WHAT YOU ARE ASKED TO DO: Exactly as they stand, give the records below again, with no images.

RECORDS PROVIDED:
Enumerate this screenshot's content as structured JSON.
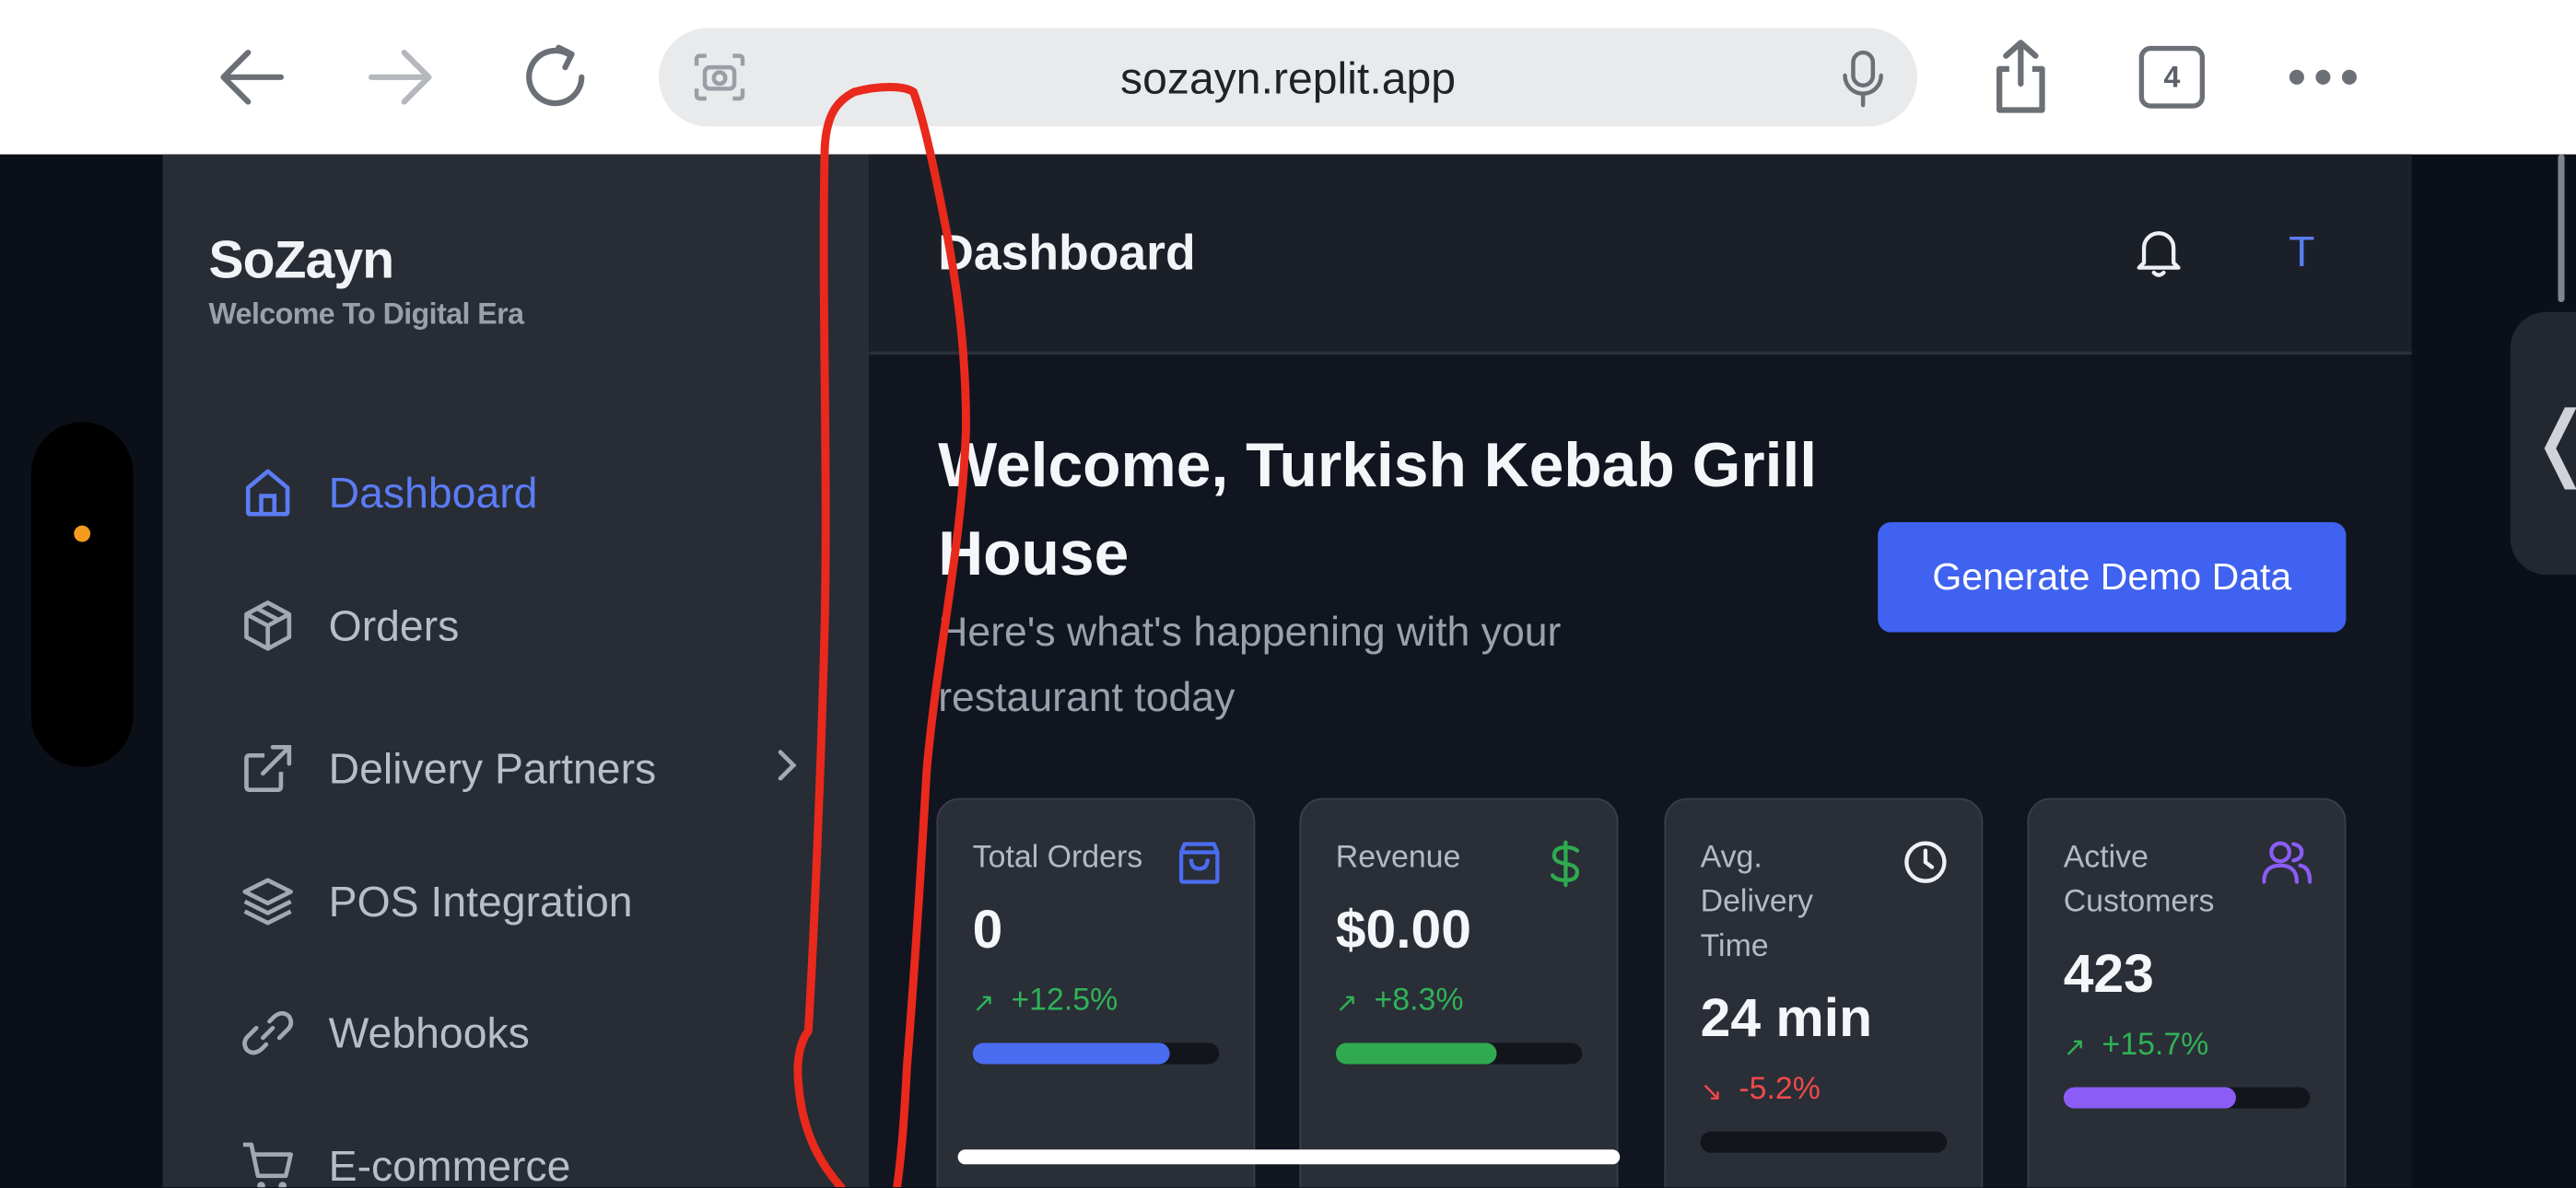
{
  "browser": {
    "url": "sozayn.replit.app",
    "tab_count": "4"
  },
  "sidebar": {
    "brand_title": "SoZayn",
    "brand_subtitle": "Welcome To Digital Era",
    "items": [
      {
        "label": "Dashboard",
        "icon": "home-icon",
        "active": true
      },
      {
        "label": "Orders",
        "icon": "package-icon"
      },
      {
        "label": "Delivery Partners",
        "icon": "external-link-icon",
        "has_submenu": true
      },
      {
        "label": "POS Integration",
        "icon": "layers-icon"
      },
      {
        "label": "Webhooks",
        "icon": "link-icon"
      },
      {
        "label": "E-commerce",
        "icon": "cart-icon"
      }
    ]
  },
  "header": {
    "title": "Dashboard",
    "avatar_initial": "T"
  },
  "welcome": {
    "title": "Welcome, Turkish Kebab Grill House",
    "subtitle": "Here's what's happening with your restaurant today",
    "demo_button": "Generate Demo Data"
  },
  "stats": [
    {
      "label": "Total Orders",
      "value": "0",
      "change": "+12.5%",
      "trend": "up",
      "progress": 0.8,
      "icon": "shopping-bag-icon",
      "color": "#4a6cf0"
    },
    {
      "label": "Revenue",
      "value": "$0.00",
      "change": "+8.3%",
      "trend": "up",
      "progress": 0.65,
      "icon": "dollar-icon",
      "color": "#2faa4f"
    },
    {
      "label": "Avg. Delivery Time",
      "value": "24 min",
      "change": "-5.2%",
      "trend": "down",
      "progress": 0.0,
      "icon": "clock-icon",
      "color": "#ef4a4a"
    },
    {
      "label": "Active Customers",
      "value": "423",
      "change": "+15.7%",
      "trend": "up",
      "progress": 0.7,
      "icon": "users-icon",
      "color": "#8b5cf6"
    }
  ],
  "colors": {
    "accent": "#4a6cf0",
    "success": "#2faa4f",
    "danger": "#ef4a4a",
    "purple": "#8b5cf6",
    "annotation": "#e8291c"
  }
}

SOLUTION TO THE PROBLEM:
Enumerate this screenshot's content as structured JSON.
{
  "browser": {
    "url": "sozayn.replit.app",
    "tab_count": "4"
  },
  "sidebar": {
    "brand_title": "SoZayn",
    "brand_subtitle": "Welcome To Digital Era",
    "items": [
      {
        "label": "Dashboard",
        "icon": "home-icon",
        "active": true
      },
      {
        "label": "Orders",
        "icon": "package-icon"
      },
      {
        "label": "Delivery Partners",
        "icon": "external-link-icon",
        "has_submenu": true
      },
      {
        "label": "POS Integration",
        "icon": "layers-icon"
      },
      {
        "label": "Webhooks",
        "icon": "link-icon"
      },
      {
        "label": "E-commerce",
        "icon": "cart-icon"
      }
    ]
  },
  "header": {
    "title": "Dashboard",
    "avatar_initial": "T"
  },
  "welcome": {
    "title": "Welcome, Turkish Kebab Grill House",
    "subtitle": "Here's what's happening with your restaurant today",
    "demo_button": "Generate Demo Data"
  },
  "stats": [
    {
      "label": "Total Orders",
      "value": "0",
      "change": "+12.5%",
      "trend": "up",
      "progress": 0.8,
      "icon": "shopping-bag-icon",
      "color": "#4a6cf0"
    },
    {
      "label": "Revenue",
      "value": "$0.00",
      "change": "+8.3%",
      "trend": "up",
      "progress": 0.65,
      "icon": "dollar-icon",
      "color": "#2faa4f"
    },
    {
      "label": "Avg. Delivery Time",
      "value": "24 min",
      "change": "-5.2%",
      "trend": "down",
      "progress": 0.0,
      "icon": "clock-icon",
      "color": "#ef4a4a"
    },
    {
      "label": "Active Customers",
      "value": "423",
      "change": "+15.7%",
      "trend": "up",
      "progress": 0.7,
      "icon": "users-icon",
      "color": "#8b5cf6"
    }
  ],
  "colors": {
    "accent": "#4a6cf0",
    "success": "#2faa4f",
    "danger": "#ef4a4a",
    "purple": "#8b5cf6",
    "annotation": "#e8291c"
  }
}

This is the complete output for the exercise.